Raw data Start Marker

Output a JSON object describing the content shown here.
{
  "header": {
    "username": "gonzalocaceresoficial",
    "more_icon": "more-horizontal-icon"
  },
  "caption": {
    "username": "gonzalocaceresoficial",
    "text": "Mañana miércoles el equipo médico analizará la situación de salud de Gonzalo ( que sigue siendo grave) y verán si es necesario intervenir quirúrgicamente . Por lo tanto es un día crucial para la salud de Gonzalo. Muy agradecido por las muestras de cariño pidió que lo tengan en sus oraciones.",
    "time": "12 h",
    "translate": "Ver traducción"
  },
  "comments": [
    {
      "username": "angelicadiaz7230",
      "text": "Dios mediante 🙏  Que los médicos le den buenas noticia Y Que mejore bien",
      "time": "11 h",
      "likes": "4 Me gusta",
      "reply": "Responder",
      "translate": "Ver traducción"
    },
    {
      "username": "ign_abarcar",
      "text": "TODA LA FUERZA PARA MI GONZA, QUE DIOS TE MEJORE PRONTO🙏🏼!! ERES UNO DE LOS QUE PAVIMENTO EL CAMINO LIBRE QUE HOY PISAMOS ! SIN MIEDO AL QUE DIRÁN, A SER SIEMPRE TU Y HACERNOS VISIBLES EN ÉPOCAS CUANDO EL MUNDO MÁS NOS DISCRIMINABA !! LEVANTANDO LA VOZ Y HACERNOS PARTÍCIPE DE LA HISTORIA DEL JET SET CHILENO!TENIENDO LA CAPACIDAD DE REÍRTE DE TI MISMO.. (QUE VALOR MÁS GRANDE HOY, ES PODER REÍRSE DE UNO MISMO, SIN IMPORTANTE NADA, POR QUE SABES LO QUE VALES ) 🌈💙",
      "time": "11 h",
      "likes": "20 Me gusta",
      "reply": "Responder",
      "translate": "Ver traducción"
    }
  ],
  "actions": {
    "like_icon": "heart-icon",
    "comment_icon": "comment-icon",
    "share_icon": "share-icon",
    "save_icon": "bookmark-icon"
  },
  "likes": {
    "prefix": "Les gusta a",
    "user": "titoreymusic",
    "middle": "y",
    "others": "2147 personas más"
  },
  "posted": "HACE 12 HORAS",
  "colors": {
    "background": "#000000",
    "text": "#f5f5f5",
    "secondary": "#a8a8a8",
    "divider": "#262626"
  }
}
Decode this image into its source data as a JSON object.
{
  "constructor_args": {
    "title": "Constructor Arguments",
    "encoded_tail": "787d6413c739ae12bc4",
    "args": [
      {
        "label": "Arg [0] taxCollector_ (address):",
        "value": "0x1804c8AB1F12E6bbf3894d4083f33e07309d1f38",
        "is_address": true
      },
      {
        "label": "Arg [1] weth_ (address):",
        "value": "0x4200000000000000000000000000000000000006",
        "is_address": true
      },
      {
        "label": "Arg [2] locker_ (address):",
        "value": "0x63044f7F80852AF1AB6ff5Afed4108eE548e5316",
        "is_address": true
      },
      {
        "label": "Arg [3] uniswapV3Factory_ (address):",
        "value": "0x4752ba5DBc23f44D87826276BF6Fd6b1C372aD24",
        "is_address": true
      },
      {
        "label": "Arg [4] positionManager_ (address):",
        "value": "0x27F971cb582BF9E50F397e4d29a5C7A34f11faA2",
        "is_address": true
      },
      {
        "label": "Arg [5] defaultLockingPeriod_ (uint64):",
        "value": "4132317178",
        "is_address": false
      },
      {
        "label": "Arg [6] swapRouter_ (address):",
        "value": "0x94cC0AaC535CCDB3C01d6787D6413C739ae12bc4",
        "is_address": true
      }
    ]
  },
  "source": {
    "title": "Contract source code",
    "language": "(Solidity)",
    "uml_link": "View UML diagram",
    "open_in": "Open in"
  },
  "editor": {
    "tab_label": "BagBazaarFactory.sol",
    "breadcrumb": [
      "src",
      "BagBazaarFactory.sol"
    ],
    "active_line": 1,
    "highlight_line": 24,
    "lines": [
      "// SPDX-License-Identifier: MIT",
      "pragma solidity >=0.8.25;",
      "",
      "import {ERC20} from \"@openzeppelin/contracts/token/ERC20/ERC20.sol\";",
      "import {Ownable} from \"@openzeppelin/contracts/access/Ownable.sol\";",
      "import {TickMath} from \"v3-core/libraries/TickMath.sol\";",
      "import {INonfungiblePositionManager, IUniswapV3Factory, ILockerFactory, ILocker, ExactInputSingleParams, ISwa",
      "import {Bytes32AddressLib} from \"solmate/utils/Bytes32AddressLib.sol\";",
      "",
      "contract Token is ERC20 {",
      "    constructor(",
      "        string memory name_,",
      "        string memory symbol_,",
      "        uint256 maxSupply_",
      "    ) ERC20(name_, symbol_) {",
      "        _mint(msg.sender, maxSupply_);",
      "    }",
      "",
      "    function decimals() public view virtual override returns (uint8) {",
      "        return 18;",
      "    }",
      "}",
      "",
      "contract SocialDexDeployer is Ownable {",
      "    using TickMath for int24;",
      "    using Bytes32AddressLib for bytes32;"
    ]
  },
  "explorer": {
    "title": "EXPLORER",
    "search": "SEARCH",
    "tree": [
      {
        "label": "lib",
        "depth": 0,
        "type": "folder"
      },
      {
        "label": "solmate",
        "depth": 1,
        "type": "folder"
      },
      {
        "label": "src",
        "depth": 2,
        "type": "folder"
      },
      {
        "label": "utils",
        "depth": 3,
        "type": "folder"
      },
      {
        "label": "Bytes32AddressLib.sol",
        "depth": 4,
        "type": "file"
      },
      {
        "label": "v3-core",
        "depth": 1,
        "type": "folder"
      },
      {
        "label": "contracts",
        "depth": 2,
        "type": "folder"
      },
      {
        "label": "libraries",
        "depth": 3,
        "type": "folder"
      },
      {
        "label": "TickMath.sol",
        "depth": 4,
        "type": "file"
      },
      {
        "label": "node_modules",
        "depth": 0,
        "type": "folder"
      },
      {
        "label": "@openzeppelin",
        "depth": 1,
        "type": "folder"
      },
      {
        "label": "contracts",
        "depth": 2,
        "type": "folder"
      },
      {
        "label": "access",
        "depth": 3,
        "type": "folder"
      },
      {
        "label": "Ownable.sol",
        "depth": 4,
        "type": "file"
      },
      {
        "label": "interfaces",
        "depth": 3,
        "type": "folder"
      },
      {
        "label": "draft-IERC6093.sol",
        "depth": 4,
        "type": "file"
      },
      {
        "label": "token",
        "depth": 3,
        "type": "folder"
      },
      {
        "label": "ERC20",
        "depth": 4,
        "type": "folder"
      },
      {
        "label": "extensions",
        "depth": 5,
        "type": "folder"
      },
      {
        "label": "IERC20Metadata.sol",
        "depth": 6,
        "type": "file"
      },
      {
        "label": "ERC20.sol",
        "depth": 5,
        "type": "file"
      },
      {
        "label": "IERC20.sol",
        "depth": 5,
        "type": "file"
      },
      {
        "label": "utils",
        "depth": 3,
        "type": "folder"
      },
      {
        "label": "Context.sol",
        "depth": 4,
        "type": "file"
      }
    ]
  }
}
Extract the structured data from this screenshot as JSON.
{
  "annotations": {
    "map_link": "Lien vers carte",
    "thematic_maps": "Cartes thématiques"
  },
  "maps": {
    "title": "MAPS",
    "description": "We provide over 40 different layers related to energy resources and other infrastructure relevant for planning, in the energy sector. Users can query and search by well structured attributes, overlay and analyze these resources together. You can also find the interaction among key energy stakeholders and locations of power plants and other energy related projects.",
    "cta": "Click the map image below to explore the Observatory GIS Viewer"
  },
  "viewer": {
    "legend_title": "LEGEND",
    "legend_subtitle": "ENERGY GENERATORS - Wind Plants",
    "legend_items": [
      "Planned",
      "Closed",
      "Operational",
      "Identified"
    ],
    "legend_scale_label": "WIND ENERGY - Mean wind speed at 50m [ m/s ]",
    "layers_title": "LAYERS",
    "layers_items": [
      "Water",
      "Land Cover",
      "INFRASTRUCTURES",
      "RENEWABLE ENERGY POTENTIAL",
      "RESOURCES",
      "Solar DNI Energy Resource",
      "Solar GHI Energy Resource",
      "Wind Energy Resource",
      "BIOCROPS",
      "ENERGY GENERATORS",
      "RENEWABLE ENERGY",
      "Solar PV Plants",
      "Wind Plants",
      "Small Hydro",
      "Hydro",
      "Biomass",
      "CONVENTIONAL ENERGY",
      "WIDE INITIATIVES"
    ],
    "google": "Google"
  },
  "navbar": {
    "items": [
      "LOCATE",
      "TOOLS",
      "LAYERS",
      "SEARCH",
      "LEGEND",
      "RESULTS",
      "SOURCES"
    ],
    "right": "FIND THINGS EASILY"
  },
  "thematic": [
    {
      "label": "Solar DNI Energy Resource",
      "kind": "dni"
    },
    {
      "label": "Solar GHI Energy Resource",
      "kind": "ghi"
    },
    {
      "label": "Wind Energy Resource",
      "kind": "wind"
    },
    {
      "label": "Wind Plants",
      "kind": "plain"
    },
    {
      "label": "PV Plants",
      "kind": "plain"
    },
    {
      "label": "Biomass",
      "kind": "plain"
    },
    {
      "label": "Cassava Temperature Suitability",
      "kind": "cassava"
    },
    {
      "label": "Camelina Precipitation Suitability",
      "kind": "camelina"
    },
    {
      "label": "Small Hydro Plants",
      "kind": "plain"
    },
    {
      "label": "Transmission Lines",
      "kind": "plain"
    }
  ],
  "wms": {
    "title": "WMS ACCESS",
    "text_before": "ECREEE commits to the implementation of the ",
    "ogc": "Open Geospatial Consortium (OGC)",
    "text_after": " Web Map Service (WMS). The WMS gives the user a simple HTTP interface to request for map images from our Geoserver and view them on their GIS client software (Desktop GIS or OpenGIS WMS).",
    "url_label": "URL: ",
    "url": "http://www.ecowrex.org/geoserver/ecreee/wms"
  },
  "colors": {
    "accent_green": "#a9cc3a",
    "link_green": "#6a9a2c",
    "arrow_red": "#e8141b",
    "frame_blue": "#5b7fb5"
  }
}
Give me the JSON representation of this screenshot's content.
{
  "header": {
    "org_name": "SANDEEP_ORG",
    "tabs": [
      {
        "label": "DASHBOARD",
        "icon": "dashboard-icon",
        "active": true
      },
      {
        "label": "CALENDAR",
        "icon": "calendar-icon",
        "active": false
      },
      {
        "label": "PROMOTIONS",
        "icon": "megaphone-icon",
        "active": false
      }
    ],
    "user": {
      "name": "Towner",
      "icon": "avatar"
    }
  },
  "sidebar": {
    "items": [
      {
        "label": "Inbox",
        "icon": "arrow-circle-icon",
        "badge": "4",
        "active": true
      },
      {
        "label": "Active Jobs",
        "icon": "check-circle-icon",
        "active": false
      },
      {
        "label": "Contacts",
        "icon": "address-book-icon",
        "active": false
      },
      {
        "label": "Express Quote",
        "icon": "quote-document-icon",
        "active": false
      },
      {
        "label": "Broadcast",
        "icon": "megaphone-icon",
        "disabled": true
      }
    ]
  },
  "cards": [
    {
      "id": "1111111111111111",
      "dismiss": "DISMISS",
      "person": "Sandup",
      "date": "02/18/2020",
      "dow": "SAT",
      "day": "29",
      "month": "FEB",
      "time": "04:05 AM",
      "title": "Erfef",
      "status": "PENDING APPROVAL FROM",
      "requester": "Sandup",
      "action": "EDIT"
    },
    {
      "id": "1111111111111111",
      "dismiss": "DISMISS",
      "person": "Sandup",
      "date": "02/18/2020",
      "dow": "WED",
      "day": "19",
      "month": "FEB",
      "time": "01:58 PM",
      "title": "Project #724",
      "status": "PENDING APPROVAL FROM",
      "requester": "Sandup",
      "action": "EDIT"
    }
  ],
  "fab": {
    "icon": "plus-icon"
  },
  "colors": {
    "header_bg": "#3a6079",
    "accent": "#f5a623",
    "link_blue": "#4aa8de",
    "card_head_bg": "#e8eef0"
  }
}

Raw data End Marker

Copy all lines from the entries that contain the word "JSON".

Output a JSON object describing the content shown here.
Decode this image into its source data as a JSON object.
Extract the structured data from this screenshot as JSON.
Give me the JSON representation of this screenshot's content.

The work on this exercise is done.